**Try it**
Restate each record exactly as it was written.

**Listed records**
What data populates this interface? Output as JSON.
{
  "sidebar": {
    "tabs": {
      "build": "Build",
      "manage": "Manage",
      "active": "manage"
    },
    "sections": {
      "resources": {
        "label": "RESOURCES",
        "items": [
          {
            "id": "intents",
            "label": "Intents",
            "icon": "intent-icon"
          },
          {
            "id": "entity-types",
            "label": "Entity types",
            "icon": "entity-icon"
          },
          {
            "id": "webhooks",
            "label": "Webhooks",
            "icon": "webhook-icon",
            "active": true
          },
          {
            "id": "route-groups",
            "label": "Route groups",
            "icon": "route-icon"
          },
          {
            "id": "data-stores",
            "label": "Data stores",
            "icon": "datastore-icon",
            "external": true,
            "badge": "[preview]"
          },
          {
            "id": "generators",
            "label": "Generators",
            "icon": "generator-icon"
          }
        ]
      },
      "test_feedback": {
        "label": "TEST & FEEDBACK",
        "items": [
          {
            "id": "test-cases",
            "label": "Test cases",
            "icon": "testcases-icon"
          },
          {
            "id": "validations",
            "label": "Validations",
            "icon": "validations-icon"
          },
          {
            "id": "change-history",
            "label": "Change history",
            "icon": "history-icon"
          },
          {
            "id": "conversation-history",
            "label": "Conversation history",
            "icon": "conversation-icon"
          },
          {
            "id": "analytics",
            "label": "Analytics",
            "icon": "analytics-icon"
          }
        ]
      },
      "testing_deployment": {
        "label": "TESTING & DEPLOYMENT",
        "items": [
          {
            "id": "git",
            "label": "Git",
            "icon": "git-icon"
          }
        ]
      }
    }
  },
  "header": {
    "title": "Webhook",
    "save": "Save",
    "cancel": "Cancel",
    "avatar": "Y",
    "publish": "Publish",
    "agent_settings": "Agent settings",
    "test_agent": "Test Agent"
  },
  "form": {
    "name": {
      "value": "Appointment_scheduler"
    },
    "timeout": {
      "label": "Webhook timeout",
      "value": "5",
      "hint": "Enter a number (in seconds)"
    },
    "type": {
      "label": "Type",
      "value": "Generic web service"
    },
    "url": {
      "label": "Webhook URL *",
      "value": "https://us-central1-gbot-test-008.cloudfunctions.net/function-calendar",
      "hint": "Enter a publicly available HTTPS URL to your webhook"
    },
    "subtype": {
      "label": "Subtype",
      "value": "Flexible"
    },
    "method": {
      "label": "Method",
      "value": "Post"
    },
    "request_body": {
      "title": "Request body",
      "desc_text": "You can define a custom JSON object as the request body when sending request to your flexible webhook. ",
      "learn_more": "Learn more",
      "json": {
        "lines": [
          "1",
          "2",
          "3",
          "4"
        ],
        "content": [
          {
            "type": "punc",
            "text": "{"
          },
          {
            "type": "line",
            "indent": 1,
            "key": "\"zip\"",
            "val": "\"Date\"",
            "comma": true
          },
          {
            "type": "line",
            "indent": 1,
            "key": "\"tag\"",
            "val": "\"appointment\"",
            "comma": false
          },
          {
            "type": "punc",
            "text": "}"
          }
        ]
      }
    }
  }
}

**Response area**
What data populates this interface? Output as JSON.
{
  "sidebar": {
    "tabs": {
      "build": "Build",
      "manage": "Manage",
      "active": "manage"
    },
    "sections": {
      "resources": {
        "label": "RESOURCES",
        "items": [
          {
            "id": "intents",
            "label": "Intents",
            "icon": "intent-icon"
          },
          {
            "id": "entity-types",
            "label": "Entity types",
            "icon": "entity-icon"
          },
          {
            "id": "webhooks",
            "label": "Webhooks",
            "icon": "webhook-icon",
            "active": true
          },
          {
            "id": "route-groups",
            "label": "Route groups",
            "icon": "route-icon"
          },
          {
            "id": "data-stores",
            "label": "Data stores",
            "icon": "datastore-icon",
            "external": true,
            "badge": "[preview]"
          },
          {
            "id": "generators",
            "label": "Generators",
            "icon": "generator-icon"
          }
        ]
      },
      "test_feedback": {
        "label": "TEST & FEEDBACK",
        "items": [
          {
            "id": "test-cases",
            "label": "Test cases",
            "icon": "testcases-icon"
          },
          {
            "id": "validations",
            "label": "Validations",
            "icon": "validations-icon"
          },
          {
            "id": "change-history",
            "label": "Change history",
            "icon": "history-icon"
          },
          {
            "id": "conversation-history",
            "label": "Conversation history",
            "icon": "conversation-icon"
          },
          {
            "id": "analytics",
            "label": "Analytics",
            "icon": "analytics-icon"
          }
        ]
      },
      "testing_deployment": {
        "label": "TESTING & DEPLOYMENT",
        "items": [
          {
            "id": "git",
            "label": "Git",
            "icon": "git-icon"
          }
        ]
      }
    }
  },
  "header": {
    "title": "Webhook",
    "save": "Save",
    "cancel": "Cancel",
    "avatar": "Y",
    "publish": "Publish",
    "agent_settings": "Agent settings",
    "test_agent": "Test Agent"
  },
  "form": {
    "name": {
      "value": "Appointment_scheduler"
    },
    "timeout": {
      "label": "Webhook timeout",
      "value": "5",
      "hint": "Enter a number (in seconds)"
    },
    "type": {
      "label": "Type",
      "value": "Generic web service"
    },
    "url": {
      "label": "Webhook URL *",
      "value": "https://us-central1-gbot-test-008.cloudfunctions.net/function-calendar",
      "hint": "Enter a publicly available HTTPS URL to your webhook"
    },
    "subtype": {
      "label": "Subtype",
      "value": "Flexible"
    },
    "method": {
      "label": "Method",
      "value": "Post"
    },
    "request_body": {
      "title": "Request body",
      "desc_text": "You can define a custom JSON object as the request body when sending request to your flexible webhook. ",
      "learn_more": "Learn more",
      "json": {
        "lines": [
          "1",
          "2",
          "3",
          "4"
        ],
        "content": [
          {
            "type": "punc",
            "text": "{"
          },
          {
            "type": "line",
            "indent": 1,
            "key": "\"zip\"",
            "val": "\"Date\"",
            "comma": true
          },
          {
            "type": "line",
            "indent": 1,
            "key": "\"tag\"",
            "val": "\"appointment\"",
            "comma": false
          },
          {
            "type": "punc",
            "text": "}"
          }
        ]
      }
    }
  }
}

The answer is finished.